I stumbled upon an article from DailyGood.org by Bronnie Ware titled, Top Five Regrets of The Dying. I just had to read it after seeing an attention-grabbing headline like that.
Ware worked for years with patients who had gone home to die. She was with the patients as they experienced a whirlwind of emotions, such as, “denial, fear, anger, remorse, more denial and eventually acceptance.”
Ware says, “When questioned about any regrets they had or anything they would do differently, common themes surfaced again and again. Here are the most common five:”
1. I wish I’d had the courage to live a life true to myself, not the life others expected of me.
2. I wish I didn’t work so hard.
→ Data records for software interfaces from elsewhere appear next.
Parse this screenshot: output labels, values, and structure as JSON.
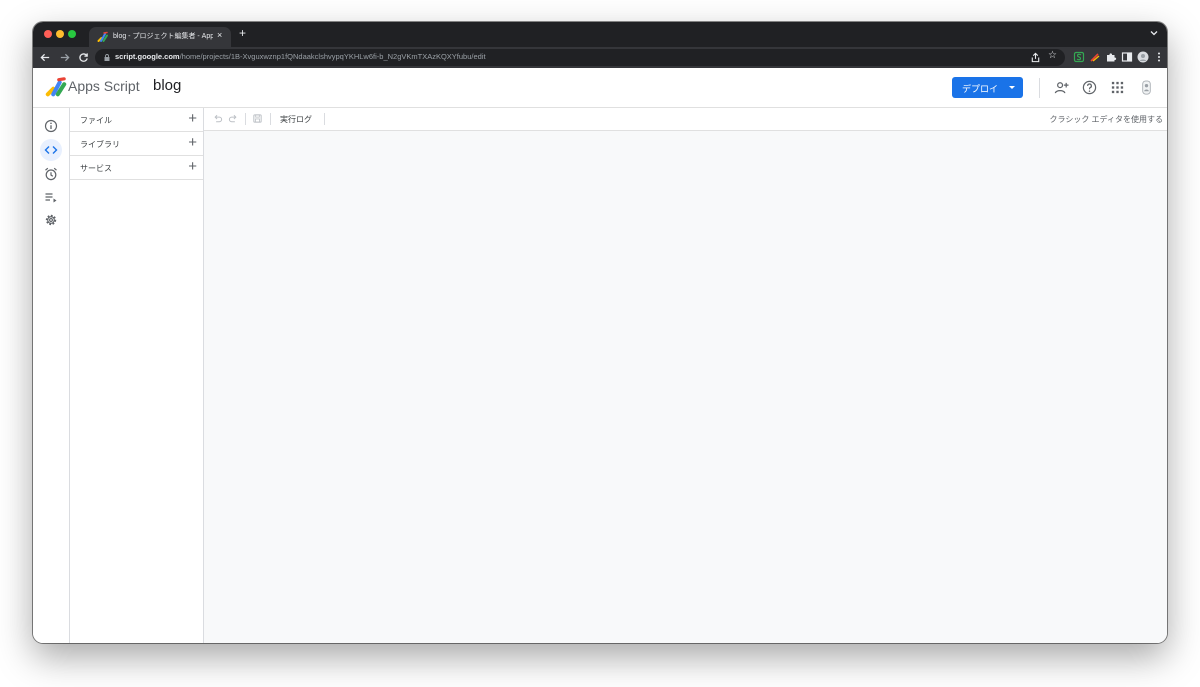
{
  "browser": {
    "tab_title": "blog - プロジェクト編集者 - Apps Script",
    "tab_close": "×",
    "new_tab": "+",
    "url_host": "script.google.com",
    "url_path": "/home/projects/1B-Xvguxwznp1fQNdaakclshvypqYKHLw6fi-b_N2gVKmTXAzKQXYfubu/edit",
    "star": "☆"
  },
  "header": {
    "app_name": "Apps Script",
    "project_name": "blog",
    "deploy_label": "デプロイ",
    "accent_color": "#1a73e8"
  },
  "rail": {
    "items": [
      {
        "name": "overview",
        "icon": "info-icon",
        "active": false
      },
      {
        "name": "editor",
        "icon": "code-icon",
        "active": true
      },
      {
        "name": "triggers",
        "icon": "alarm-clock-icon",
        "active": false
      },
      {
        "name": "executions",
        "icon": "executions-list-icon",
        "active": false
      },
      {
        "name": "settings",
        "icon": "gear-icon",
        "active": false
      }
    ]
  },
  "panel": {
    "items": [
      {
        "label": "ファイル",
        "add": "+"
      },
      {
        "label": "ライブラリ",
        "add": "+"
      },
      {
        "label": "サービス",
        "add": "+"
      }
    ]
  },
  "toolbar": {
    "log_label": "実行ログ",
    "classic_link": "クラシック エディタを使用する"
  }
}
3. I wish I’d had the courage to express my feelings.
4. I wish I had stayed in touch with my friends.
5. I wish that I had let myself be happier.
In his book, Stumbling on Happiness, Daniel Gilbert writes that people regret not taking action more than they regret taking action. Gilbert says this is because if we make a decision and it goes horribly wrong, we can still console ourselves by feeling that we learned a lesson. We tell ourselves that some good can come out of the bad decision.
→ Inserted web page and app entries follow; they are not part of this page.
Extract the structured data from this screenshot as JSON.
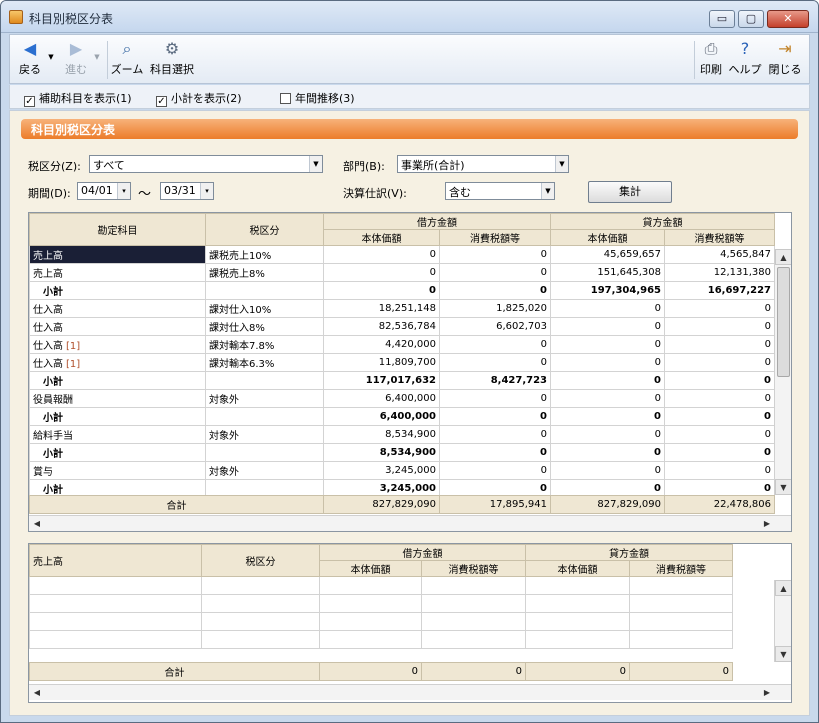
{
  "window": {
    "title": "科目別税区分表",
    "minimize": "▭",
    "maximize": "▢",
    "close": "✕"
  },
  "toolbar": {
    "back": "戻る",
    "forward": "進む",
    "zoom": "ズーム",
    "select_account": "科目選択",
    "print": "印刷",
    "help": "ヘルプ",
    "close": "閉じる"
  },
  "options": {
    "show_sub_account": {
      "label": "補助科目を表示(1)",
      "checked": true
    },
    "show_subtotal": {
      "label": "小計を表示(2)",
      "checked": true
    },
    "annual_trend": {
      "label": "年間推移(3)",
      "checked": false
    }
  },
  "panel_title": "科目別税区分表",
  "filters": {
    "tax_category_label": "税区分(Z):",
    "tax_category_value": "すべて",
    "department_label": "部門(B):",
    "department_value": "事業所(合計)",
    "period_label": "期間(D):",
    "period_from": "04/01",
    "period_to": "03/31",
    "tilde": "～",
    "closing_label": "決算仕訳(V):",
    "closing_value": "含む",
    "aggregate_button": "集計"
  },
  "main_table": {
    "headers": {
      "account": "勘定科目",
      "tax": "税区分",
      "debit": "借方金額",
      "credit": "貸方金額",
      "base": "本体価額",
      "tax_amount": "消費税額等"
    },
    "rows": [
      {
        "account": "売上高",
        "tax": "課税売上10%",
        "d_base": "0",
        "d_tax": "0",
        "c_base": "45,659,657",
        "c_tax": "4,565,847",
        "type": "selected"
      },
      {
        "account": "売上高",
        "tax": "課税売上8%",
        "d_base": "0",
        "d_tax": "0",
        "c_base": "151,645,308",
        "c_tax": "12,131,380",
        "type": "normal"
      },
      {
        "account": "小計",
        "tax": "",
        "d_base": "0",
        "d_tax": "0",
        "c_base": "197,304,965",
        "c_tax": "16,697,227",
        "type": "subtotal"
      },
      {
        "account": "仕入高",
        "tax": "課対仕入10%",
        "d_base": "18,251,148",
        "d_tax": "1,825,020",
        "c_base": "0",
        "c_tax": "0",
        "type": "normal"
      },
      {
        "account": "仕入高",
        "tax": "課対仕入8%",
        "d_base": "82,536,784",
        "d_tax": "6,602,703",
        "c_base": "0",
        "c_tax": "0",
        "type": "normal"
      },
      {
        "account": "仕入高",
        "bracket": "[1]",
        "tax": "課対輸本7.8%",
        "d_base": "4,420,000",
        "d_tax": "0",
        "c_base": "0",
        "c_tax": "0",
        "type": "normal"
      },
      {
        "account": "仕入高",
        "bracket": "[1]",
        "tax": "課対輸本6.3%",
        "d_base": "11,809,700",
        "d_tax": "0",
        "c_base": "0",
        "c_tax": "0",
        "type": "normal"
      },
      {
        "account": "小計",
        "tax": "",
        "d_base": "117,017,632",
        "d_tax": "8,427,723",
        "c_base": "0",
        "c_tax": "0",
        "type": "subtotal"
      },
      {
        "account": "役員報酬",
        "tax": "対象外",
        "d_base": "6,400,000",
        "d_tax": "0",
        "c_base": "0",
        "c_tax": "0",
        "type": "normal"
      },
      {
        "account": "小計",
        "tax": "",
        "d_base": "6,400,000",
        "d_tax": "0",
        "c_base": "0",
        "c_tax": "0",
        "type": "subtotal"
      },
      {
        "account": "給料手当",
        "tax": "対象外",
        "d_base": "8,534,900",
        "d_tax": "0",
        "c_base": "0",
        "c_tax": "0",
        "type": "normal"
      },
      {
        "account": "小計",
        "tax": "",
        "d_base": "8,534,900",
        "d_tax": "0",
        "c_base": "0",
        "c_tax": "0",
        "type": "subtotal"
      },
      {
        "account": "賞与",
        "tax": "対象外",
        "d_base": "3,245,000",
        "d_tax": "0",
        "c_base": "0",
        "c_tax": "0",
        "type": "normal"
      },
      {
        "account": "小計",
        "tax": "",
        "d_base": "3,245,000",
        "d_tax": "0",
        "c_base": "0",
        "c_tax": "0",
        "type": "subtotal"
      }
    ],
    "total": {
      "label": "合計",
      "d_base": "827,829,090",
      "d_tax": "17,895,941",
      "c_base": "827,829,090",
      "c_tax": "22,478,806"
    }
  },
  "detail_table": {
    "headers": {
      "account": "売上高",
      "tax": "税区分",
      "debit": "借方金額",
      "credit": "貸方金額",
      "base": "本体価額",
      "tax_amount": "消費税額等"
    },
    "total": {
      "label": "合計",
      "d_base": "0",
      "d_tax": "0",
      "c_base": "0",
      "c_tax": "0"
    }
  }
}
But when we do not make a decision, or do not take action, we are not left with a lesson to be learned. All we are left with is regret and the question of what could have been.
Ware’s list of top regrets of the dying greatly reinforce Gilbert’s point. All five of the regrets are examples of not taking an action earlier in life.
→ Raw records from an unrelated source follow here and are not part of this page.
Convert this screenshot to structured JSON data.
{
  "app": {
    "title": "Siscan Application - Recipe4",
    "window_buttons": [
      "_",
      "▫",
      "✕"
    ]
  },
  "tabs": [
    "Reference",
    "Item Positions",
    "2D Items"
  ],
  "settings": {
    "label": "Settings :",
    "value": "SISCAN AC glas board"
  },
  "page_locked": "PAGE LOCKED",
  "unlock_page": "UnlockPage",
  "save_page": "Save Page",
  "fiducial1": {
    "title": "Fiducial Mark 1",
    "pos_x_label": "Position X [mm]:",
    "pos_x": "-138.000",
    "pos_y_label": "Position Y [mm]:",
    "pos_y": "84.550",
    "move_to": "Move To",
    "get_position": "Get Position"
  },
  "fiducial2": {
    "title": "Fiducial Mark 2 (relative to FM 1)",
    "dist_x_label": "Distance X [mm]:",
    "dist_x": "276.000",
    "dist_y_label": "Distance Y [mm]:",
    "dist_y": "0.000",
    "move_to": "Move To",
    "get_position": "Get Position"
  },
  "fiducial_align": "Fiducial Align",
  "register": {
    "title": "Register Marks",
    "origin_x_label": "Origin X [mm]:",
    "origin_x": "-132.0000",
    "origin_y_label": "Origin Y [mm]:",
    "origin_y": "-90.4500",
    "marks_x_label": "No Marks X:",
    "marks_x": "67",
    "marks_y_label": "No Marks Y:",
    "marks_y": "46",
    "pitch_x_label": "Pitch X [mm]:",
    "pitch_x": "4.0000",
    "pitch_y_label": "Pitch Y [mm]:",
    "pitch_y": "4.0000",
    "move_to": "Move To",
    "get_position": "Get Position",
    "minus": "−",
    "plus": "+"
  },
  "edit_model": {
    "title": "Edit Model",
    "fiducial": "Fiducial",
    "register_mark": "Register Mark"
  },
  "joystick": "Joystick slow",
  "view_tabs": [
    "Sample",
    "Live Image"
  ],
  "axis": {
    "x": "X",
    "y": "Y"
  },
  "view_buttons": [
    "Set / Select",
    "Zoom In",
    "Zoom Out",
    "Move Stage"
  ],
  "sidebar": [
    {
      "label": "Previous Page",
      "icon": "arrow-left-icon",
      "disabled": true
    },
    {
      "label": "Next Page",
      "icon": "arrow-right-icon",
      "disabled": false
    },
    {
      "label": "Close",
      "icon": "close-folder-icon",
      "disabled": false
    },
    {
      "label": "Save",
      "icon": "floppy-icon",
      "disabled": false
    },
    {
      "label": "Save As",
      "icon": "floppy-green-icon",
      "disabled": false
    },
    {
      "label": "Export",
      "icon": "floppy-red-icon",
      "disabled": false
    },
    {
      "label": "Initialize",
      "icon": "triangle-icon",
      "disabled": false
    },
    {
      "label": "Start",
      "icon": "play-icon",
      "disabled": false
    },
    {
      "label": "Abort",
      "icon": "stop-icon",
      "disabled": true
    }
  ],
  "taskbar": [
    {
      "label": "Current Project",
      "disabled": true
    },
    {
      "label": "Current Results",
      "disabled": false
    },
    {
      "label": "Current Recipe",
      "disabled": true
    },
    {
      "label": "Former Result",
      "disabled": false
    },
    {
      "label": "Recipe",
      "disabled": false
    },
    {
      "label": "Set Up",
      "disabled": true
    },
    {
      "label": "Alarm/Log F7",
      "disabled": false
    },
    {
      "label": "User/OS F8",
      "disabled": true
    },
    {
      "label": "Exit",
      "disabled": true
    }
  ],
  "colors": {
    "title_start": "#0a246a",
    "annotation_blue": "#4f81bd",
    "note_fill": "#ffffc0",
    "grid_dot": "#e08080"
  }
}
1. Not taking action to live a life true to myself.
2. Not taking time off from work.
3. Not being able to express my feelings.
4. Not staying in touch with my friends.
5. Not letting myself be happier.
Author Gretchen Rubin says that when faced with an important decision, “Later on, you might feel worse about not taking the risk at all, than you will about a risk that doesn’t succeed.”
If you ever start to doubt that fact, just take a look at the top five regrets of the dying.